-- About this exercise --
Set down all of the entries word for word, omitting the images they contain.

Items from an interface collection
------------------------------

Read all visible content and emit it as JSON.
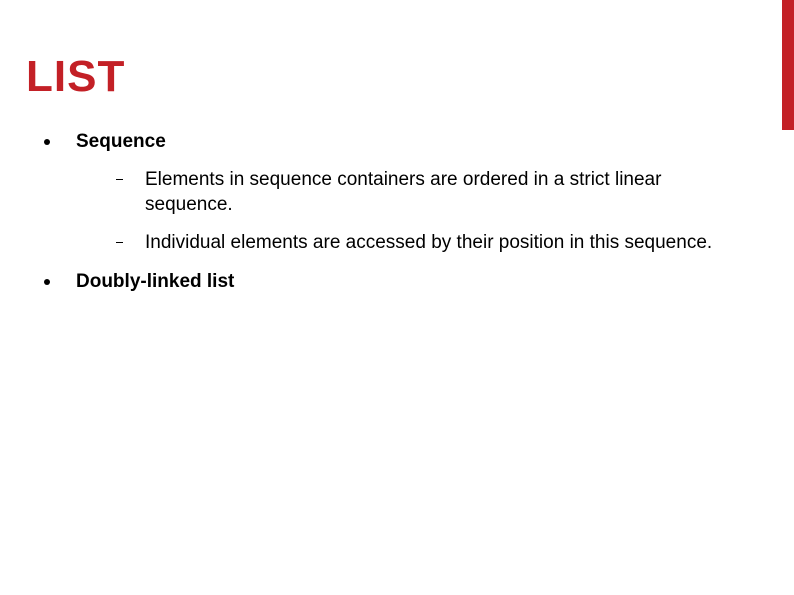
{
  "accent_color": "#c32026",
  "title": "LIST",
  "bullets": [
    {
      "label": "Sequence",
      "children": [
        "Elements in sequence containers are ordered in a strict linear sequence.",
        "Individual elements are accessed by their position in this sequence."
      ]
    },
    {
      "label": "Doubly-linked list",
      "children": []
    }
  ]
}
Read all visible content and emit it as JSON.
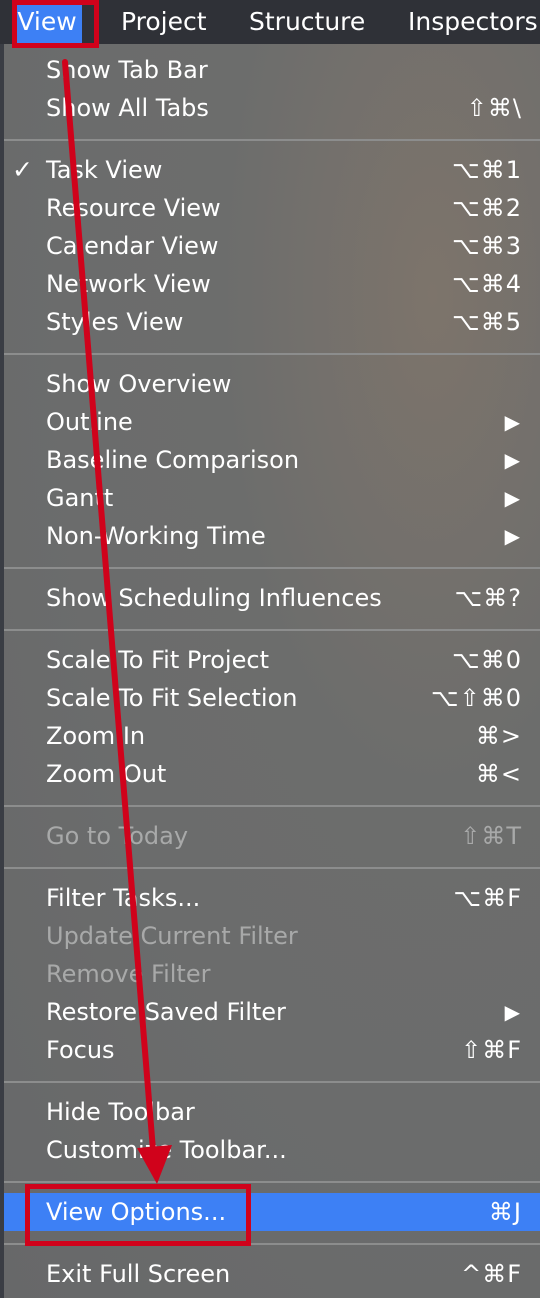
{
  "menubar": {
    "items": [
      "View",
      "Project",
      "Structure",
      "Inspectors"
    ]
  },
  "menu": {
    "show_tab_bar": {
      "label": "Show Tab Bar",
      "shortcut": ""
    },
    "show_all_tabs": {
      "label": "Show All Tabs",
      "shortcut": "⇧⌘\\"
    },
    "task_view": {
      "label": "Task View",
      "shortcut": "⌥⌘1",
      "check": "✓"
    },
    "resource_view": {
      "label": "Resource View",
      "shortcut": "⌥⌘2"
    },
    "calendar_view": {
      "label": "Calendar View",
      "shortcut": "⌥⌘3"
    },
    "network_view": {
      "label": "Network View",
      "shortcut": "⌥⌘4"
    },
    "styles_view": {
      "label": "Styles View",
      "shortcut": "⌥⌘5"
    },
    "show_overview": {
      "label": "Show Overview",
      "shortcut": ""
    },
    "outline": {
      "label": "Outline",
      "arrow": "▶"
    },
    "baseline_comparison": {
      "label": "Baseline Comparison",
      "arrow": "▶"
    },
    "gantt": {
      "label": "Gantt",
      "arrow": "▶"
    },
    "non_working_time": {
      "label": "Non-Working Time",
      "arrow": "▶"
    },
    "show_scheduling_influences": {
      "label": "Show Scheduling Influences",
      "shortcut": "⌥⌘?"
    },
    "scale_to_fit_project": {
      "label": "Scale To Fit Project",
      "shortcut": "⌥⌘0"
    },
    "scale_to_fit_selection": {
      "label": "Scale To Fit Selection",
      "shortcut": "⌥⇧⌘0"
    },
    "zoom_in": {
      "label": "Zoom In",
      "shortcut": "⌘>"
    },
    "zoom_out": {
      "label": "Zoom Out",
      "shortcut": "⌘<"
    },
    "go_to_today": {
      "label": "Go to Today",
      "shortcut": "⇧⌘T"
    },
    "filter_tasks": {
      "label": "Filter Tasks...",
      "shortcut": "⌥⌘F"
    },
    "update_current_filter": {
      "label": "Update Current Filter",
      "shortcut": ""
    },
    "remove_filter": {
      "label": "Remove Filter",
      "shortcut": ""
    },
    "restore_saved_filter": {
      "label": "Restore Saved Filter",
      "arrow": "▶"
    },
    "focus": {
      "label": "Focus",
      "shortcut": "⇧⌘F"
    },
    "hide_toolbar": {
      "label": "Hide Toolbar",
      "shortcut": ""
    },
    "customize_toolbar": {
      "label": "Customize Toolbar...",
      "shortcut": ""
    },
    "view_options": {
      "label": "View Options...",
      "shortcut": "⌘J"
    },
    "exit_full_screen": {
      "label": "Exit Full Screen",
      "shortcut": "^⌘F"
    }
  },
  "colors": {
    "menubar_bg": "#2f3137",
    "highlight": "#3d80f5",
    "annotation": "#d0021b",
    "disabled_text": "#a8a9a9"
  }
}
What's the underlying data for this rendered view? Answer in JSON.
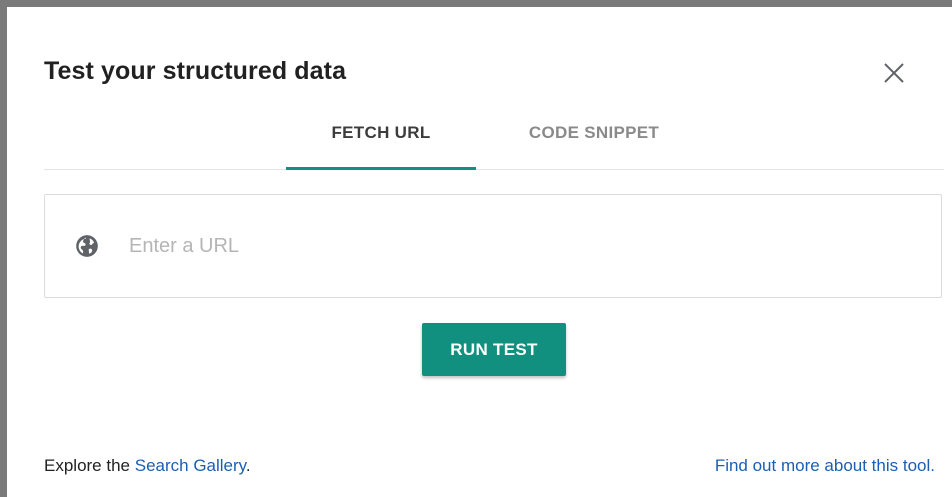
{
  "dialog": {
    "title": "Test your structured data"
  },
  "tabs": [
    {
      "label": "FETCH URL",
      "active": true
    },
    {
      "label": "CODE SNIPPET",
      "active": false
    }
  ],
  "url_input": {
    "value": "",
    "placeholder": "Enter a URL",
    "icon": "globe-icon"
  },
  "run_button": {
    "label": "RUN TEST"
  },
  "footer": {
    "explore_prefix": "Explore the ",
    "search_gallery_link": "Search Gallery",
    "explore_suffix": ".",
    "find_out_link": "Find out more about this tool."
  },
  "colors": {
    "accent": "#12907f",
    "link": "#1a5fb4"
  }
}
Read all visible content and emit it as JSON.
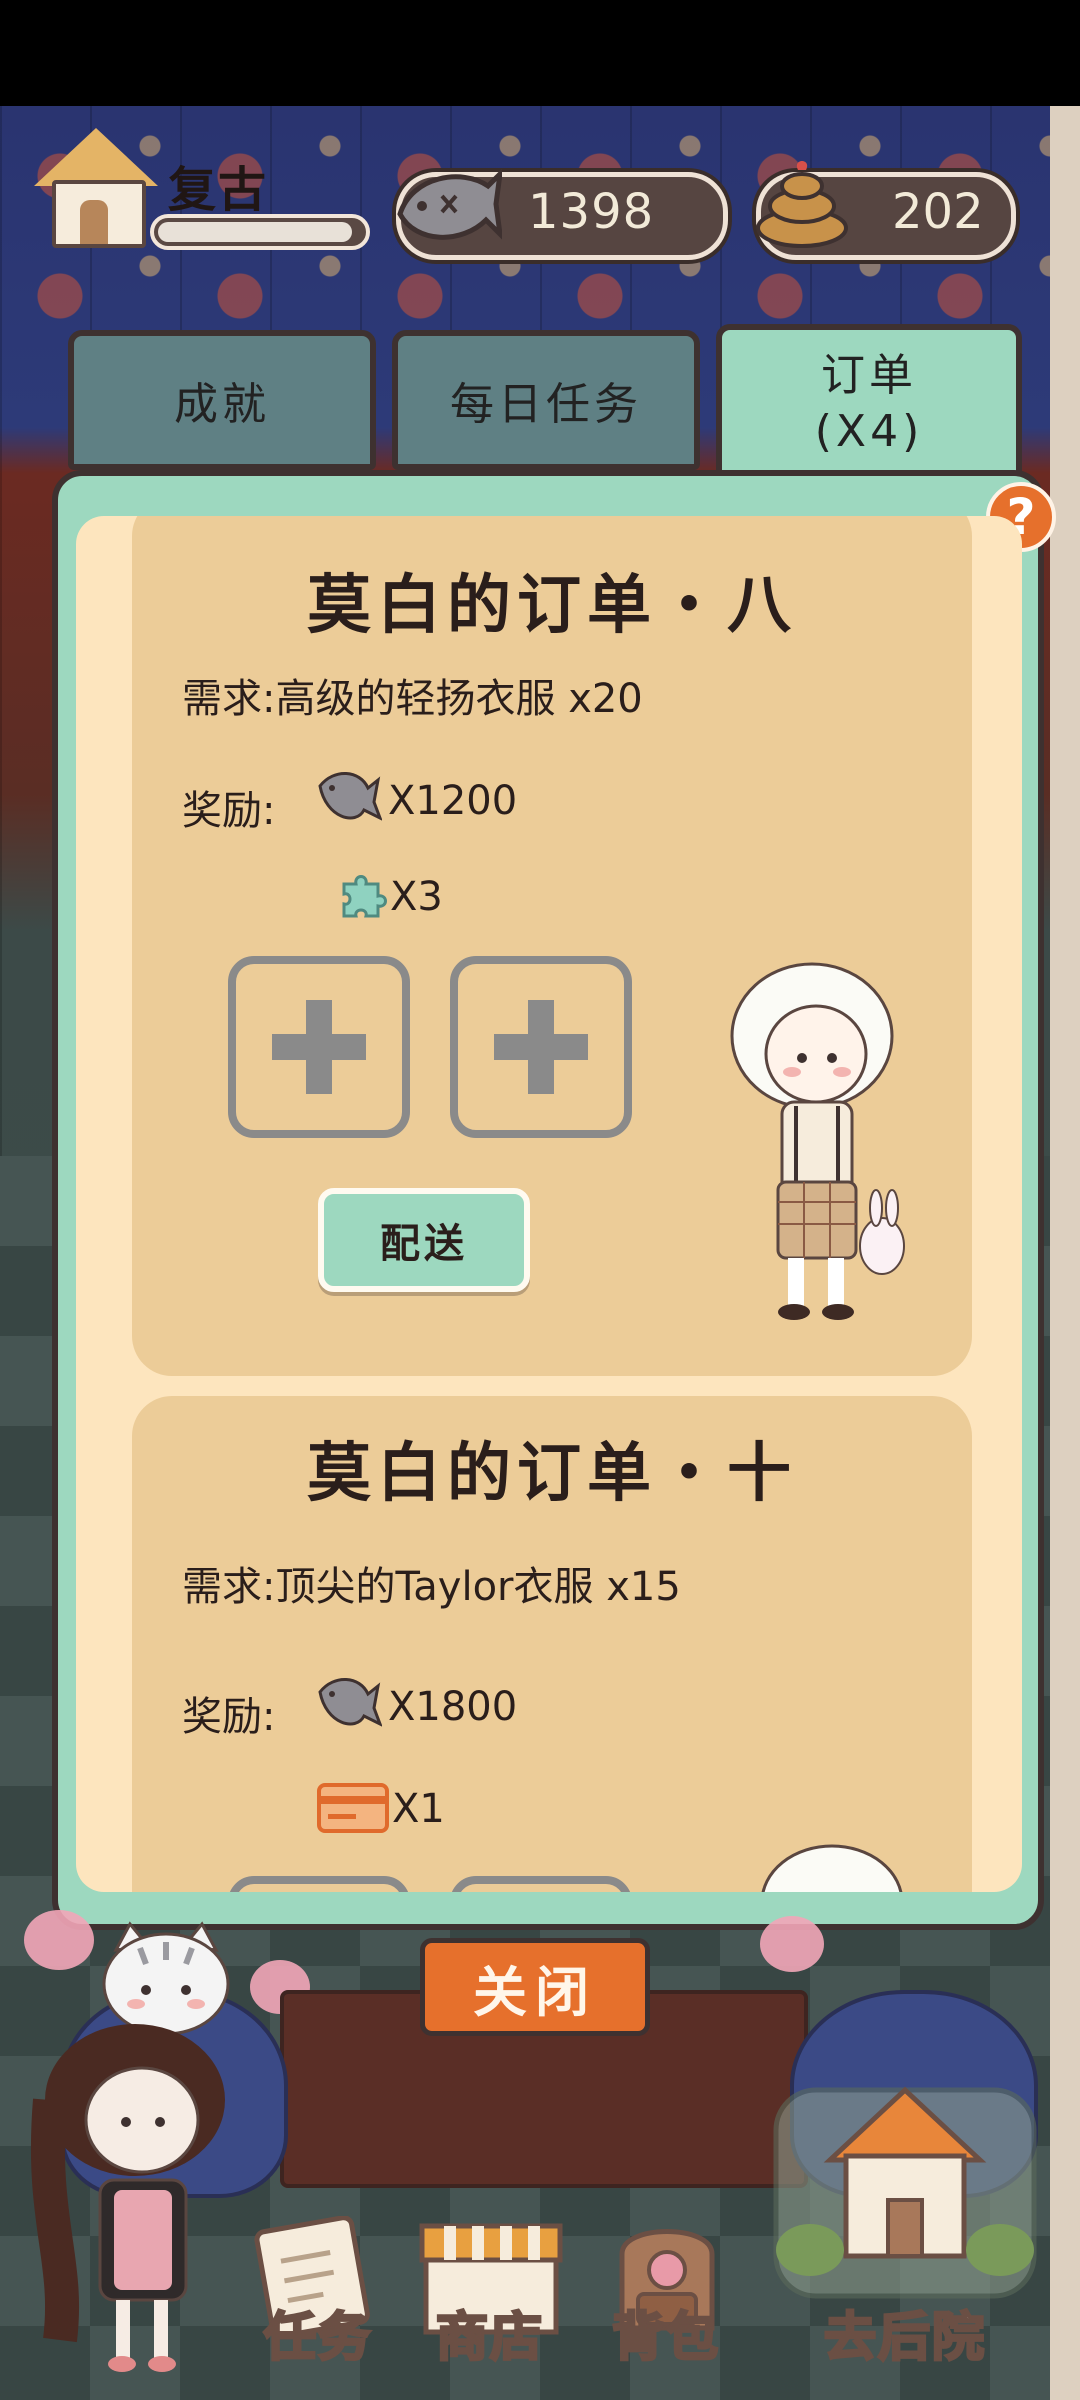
{
  "player": {
    "name": "复古",
    "progress": 0.95
  },
  "currency": {
    "fish": "1398",
    "poop": "202"
  },
  "tabs": {
    "achievement": "成就",
    "daily": "每日任务",
    "orders_line1": "订单",
    "orders_line2": "(X4)"
  },
  "help_label": "?",
  "orders": [
    {
      "title": "莫白的订单・八",
      "requirement": "需求:高级的轻扬衣服  x20",
      "reward_label": "奖励:",
      "reward_fish": "X1200",
      "reward_item": "X3",
      "reward_item_icon": "puzzle-piece-icon",
      "deliver_label": "配送"
    },
    {
      "title": "莫白的订单・十",
      "requirement": "需求:顶尖的Taylor衣服  x15",
      "reward_label": "奖励:",
      "reward_fish": "X1800",
      "reward_item": "X1",
      "reward_item_icon": "card-icon"
    }
  ],
  "close_label": "关闭",
  "nav": {
    "tasks": "任务",
    "shop": "商店",
    "bag": "背包",
    "backyard": "去后院"
  },
  "colors": {
    "accent_orange": "#e6702c",
    "panel_green": "#9dd8bf",
    "card_tan": "#eccc98",
    "inner_cream": "#fde5be"
  }
}
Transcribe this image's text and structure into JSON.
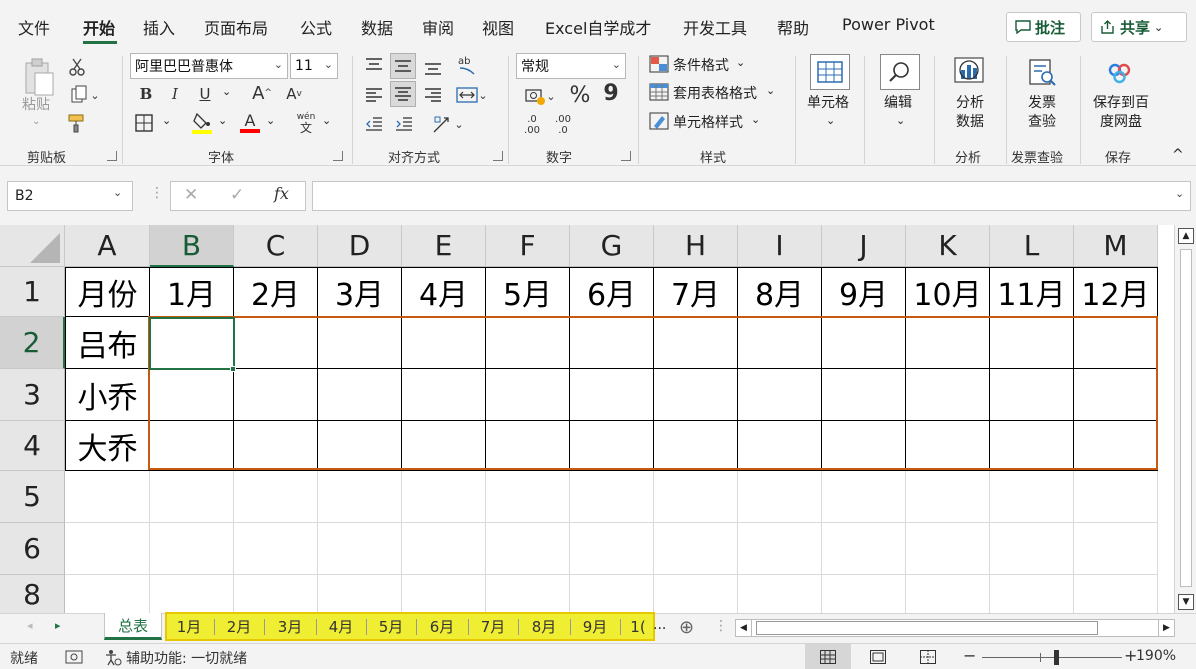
{
  "menu": {
    "tabs": [
      "文件",
      "开始",
      "插入",
      "页面布局",
      "公式",
      "数据",
      "审阅",
      "视图",
      "Excel自学成才",
      "开发工具",
      "帮助",
      "Power Pivot"
    ],
    "comment_btn": "批注",
    "share_btn": "共享"
  },
  "ribbon": {
    "clipboard": {
      "paste": "粘贴",
      "label": "剪贴板"
    },
    "font": {
      "name": "阿里巴巴普惠体",
      "size": "11",
      "label": "字体",
      "wen": "wén",
      "wen_char": "文"
    },
    "align": {
      "label": "对齐方式"
    },
    "number": {
      "format": "常规",
      "label": "数字",
      "percent": "%",
      "comma": "9",
      "inc_top": ".0",
      "inc_bot": ".00",
      "dec_top": ".00",
      "dec_bot": ".0"
    },
    "styles": {
      "cond": "条件格式",
      "table": "套用表格格式",
      "cell": "单元格样式",
      "label": "样式"
    },
    "cells": {
      "label": "单元格"
    },
    "editing": {
      "label": "编辑"
    },
    "analysis": {
      "btn": "分析数据",
      "label": "分析"
    },
    "invoice": {
      "btn": "发票查验",
      "label": "发票查验"
    },
    "save": {
      "btn": "保存到百度网盘",
      "label": "保存"
    }
  },
  "formula_bar": {
    "name_box": "B2",
    "fx": "fx",
    "cancel": "✕",
    "enter": "✓"
  },
  "grid": {
    "columns": [
      "A",
      "B",
      "C",
      "D",
      "E",
      "F",
      "G",
      "H",
      "I",
      "J",
      "K",
      "L",
      "M"
    ],
    "rows": [
      "1",
      "2",
      "3",
      "4",
      "5",
      "6",
      "8"
    ],
    "cells": {
      "A1": "月份",
      "B1": "1月",
      "C1": "2月",
      "D1": "3月",
      "E1": "4月",
      "F1": "5月",
      "G1": "6月",
      "H1": "7月",
      "I1": "8月",
      "J1": "9月",
      "K1": "10月",
      "L1": "11月",
      "M1": "12月",
      "A2": "吕布",
      "A3": "小乔",
      "A4": "大乔"
    }
  },
  "sheets": {
    "tabs": [
      "总表",
      "1月",
      "2月",
      "3月",
      "4月",
      "5月",
      "6月",
      "7月",
      "8月",
      "9月",
      "1("
    ],
    "overflow": "...",
    "active": "总表"
  },
  "status": {
    "ready": "就绪",
    "accessibility": "辅助功能: 一切就绪",
    "zoom": "190%"
  },
  "colors": {
    "accent": "#217346",
    "highlight": "#f0ee33",
    "border_orange": "#c55a11"
  }
}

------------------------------

-- Result of the exercise --
Read all visible content and emit it as JSON.
{
  "accent_color": "#c32026",
  "title": "LIST",
  "bullets": [
    {
      "label": "Sequence",
      "children": [
        "Elements in sequence containers are ordered in a strict linear sequence.",
        "Individual elements are accessed by their position in this sequence."
      ]
    },
    {
      "label": "Doubly-linked list",
      "children": []
    }
  ]
}
Read all visible content and emit it as JSON.
{
  "menubar": {
    "items": [
      "View",
      "Project",
      "Structure",
      "Inspectors"
    ]
  },
  "menu": {
    "show_tab_bar": {
      "label": "Show Tab Bar",
      "shortcut": ""
    },
    "show_all_tabs": {
      "label": "Show All Tabs",
      "shortcut": "⇧⌘\\"
    },
    "task_view": {
      "label": "Task View",
      "shortcut": "⌥⌘1",
      "check": "✓"
    },
    "resource_view": {
      "label": "Resource View",
      "shortcut": "⌥⌘2"
    },
    "calendar_view": {
      "label": "Calendar View",
      "shortcut": "⌥⌘3"
    },
    "network_view": {
      "label": "Network View",
      "shortcut": "⌥⌘4"
    },
    "styles_view": {
      "label": "Styles View",
      "shortcut": "⌥⌘5"
    },
    "show_overview": {
      "label": "Show Overview",
      "shortcut": ""
    },
    "outline": {
      "label": "Outline",
      "arrow": "▶"
    },
    "baseline_comparison": {
      "label": "Baseline Comparison",
      "arrow": "▶"
    },
    "gantt": {
      "label": "Gantt",
      "arrow": "▶"
    },
    "non_working_time": {
      "label": "Non-Working Time",
      "arrow": "▶"
    },
    "show_scheduling_influences": {
      "label": "Show Scheduling Influences",
      "shortcut": "⌥⌘?"
    },
    "scale_to_fit_project": {
      "label": "Scale To Fit Project",
      "shortcut": "⌥⌘0"
    },
    "scale_to_fit_selection": {
      "label": "Scale To Fit Selection",
      "shortcut": "⌥⇧⌘0"
    },
    "zoom_in": {
      "label": "Zoom In",
      "shortcut": "⌘>"
    },
    "zoom_out": {
      "label": "Zoom Out",
      "shortcut": "⌘<"
    },
    "go_to_today": {
      "label": "Go to Today",
      "shortcut": "⇧⌘T"
    },
    "filter_tasks": {
      "label": "Filter Tasks...",
      "shortcut": "⌥⌘F"
    },
    "update_current_filter": {
      "label": "Update Current Filter",
      "shortcut": ""
    },
    "remove_filter": {
      "label": "Remove Filter",
      "shortcut": ""
    },
    "restore_saved_filter": {
      "label": "Restore Saved Filter",
      "arrow": "▶"
    },
    "focus": {
      "label": "Focus",
      "shortcut": "⇧⌘F"
    },
    "hide_toolbar": {
      "label": "Hide Toolbar",
      "shortcut": ""
    },
    "customize_toolbar": {
      "label": "Customize Toolbar...",
      "shortcut": ""
    },
    "view_options": {
      "label": "View Options...",
      "shortcut": "⌘J"
    },
    "exit_full_screen": {
      "label": "Exit Full Screen",
      "shortcut": "^⌘F"
    }
  },
  "colors": {
    "menubar_bg": "#2f3137",
    "highlight": "#3d80f5",
    "annotation": "#d0021b",
    "disabled_text": "#a8a9a9"
  }
}
What's the underlying data for this rendered view? Answer in JSON.
{
  "dialog": {
    "title": "Test your structured data"
  },
  "tabs": [
    {
      "label": "FETCH URL",
      "active": true
    },
    {
      "label": "CODE SNIPPET",
      "active": false
    }
  ],
  "url_input": {
    "value": "",
    "placeholder": "Enter a URL",
    "icon": "globe-icon"
  },
  "run_button": {
    "label": "RUN TEST"
  },
  "footer": {
    "explore_prefix": "Explore the ",
    "search_gallery_link": "Search Gallery",
    "explore_suffix": ".",
    "find_out_link": "Find out more about this tool."
  },
  "colors": {
    "accent": "#12907f",
    "link": "#1a5fb4"
  }
}
Read all visible content and emit it as JSON.
{
  "player": {
    "name": "复古",
    "progress": 0.95
  },
  "currency": {
    "fish": "1398",
    "poop": "202"
  },
  "tabs": {
    "achievement": "成就",
    "daily": "每日任务",
    "orders_line1": "订单",
    "orders_line2": "(X4)"
  },
  "help_label": "?",
  "orders": [
    {
      "title": "莫白的订单・八",
      "requirement": "需求:高级的轻扬衣服  x20",
      "reward_label": "奖励:",
      "reward_fish": "X1200",
      "reward_item": "X3",
      "reward_item_icon": "puzzle-piece-icon",
      "deliver_label": "配送"
    },
    {
      "title": "莫白的订单・十",
      "requirement": "需求:顶尖的Taylor衣服  x15",
      "reward_label": "奖励:",
      "reward_fish": "X1800",
      "reward_item": "X1",
      "reward_item_icon": "card-icon"
    }
  ],
  "close_label": "关闭",
  "nav": {
    "tasks": "任务",
    "shop": "商店",
    "bag": "背包",
    "backyard": "去后院"
  },
  "colors": {
    "accent_orange": "#e6702c",
    "panel_green": "#9dd8bf",
    "card_tan": "#eccc98",
    "inner_cream": "#fde5be"
  }
}
Transcribe this image's text and structure into JSON.
{
  "menu": {
    "tabs": [
      "文件",
      "开始",
      "插入",
      "页面布局",
      "公式",
      "数据",
      "审阅",
      "视图",
      "Excel自学成才",
      "开发工具",
      "帮助",
      "Power Pivot"
    ],
    "comment_btn": "批注",
    "share_btn": "共享"
  },
  "ribbon": {
    "clipboard": {
      "paste": "粘贴",
      "label": "剪贴板"
    },
    "font": {
      "name": "阿里巴巴普惠体",
      "size": "11",
      "label": "字体",
      "wen": "wén",
      "wen_char": "文"
    },
    "align": {
      "label": "对齐方式"
    },
    "number": {
      "format": "常规",
      "label": "数字",
      "percent": "%",
      "comma": "9",
      "inc_top": ".0",
      "inc_bot": ".00",
      "dec_top": ".00",
      "dec_bot": ".0"
    },
    "styles": {
      "cond": "条件格式",
      "table": "套用表格格式",
      "cell": "单元格样式",
      "label": "样式"
    },
    "cells": {
      "label": "单元格"
    },
    "editing": {
      "label": "编辑"
    },
    "analysis": {
      "btn": "分析数据",
      "label": "分析"
    },
    "invoice": {
      "btn": "发票查验",
      "label": "发票查验"
    },
    "save": {
      "btn": "保存到百度网盘",
      "label": "保存"
    }
  },
  "formula_bar": {
    "name_box": "B2",
    "fx": "fx",
    "cancel": "✕",
    "enter": "✓"
  },
  "grid": {
    "columns": [
      "A",
      "B",
      "C",
      "D",
      "E",
      "F",
      "G",
      "H",
      "I",
      "J",
      "K",
      "L",
      "M"
    ],
    "rows": [
      "1",
      "2",
      "3",
      "4",
      "5",
      "6",
      "8"
    ],
    "cells": {
      "A1": "月份",
      "B1": "1月",
      "C1": "2月",
      "D1": "3月",
      "E1": "4月",
      "F1": "5月",
      "G1": "6月",
      "H1": "7月",
      "I1": "8月",
      "J1": "9月",
      "K1": "10月",
      "L1": "11月",
      "M1": "12月",
      "A2": "吕布",
      "A3": "小乔",
      "A4": "大乔"
    }
  },
  "sheets": {
    "tabs": [
      "总表",
      "1月",
      "2月",
      "3月",
      "4月",
      "5月",
      "6月",
      "7月",
      "8月",
      "9月",
      "1("
    ],
    "overflow": "...",
    "active": "总表"
  },
  "status": {
    "ready": "就绪",
    "accessibility": "辅助功能: 一切就绪",
    "zoom": "190%"
  },
  "colors": {
    "accent": "#217346",
    "highlight": "#f0ee33",
    "border_orange": "#c55a11"
  }
}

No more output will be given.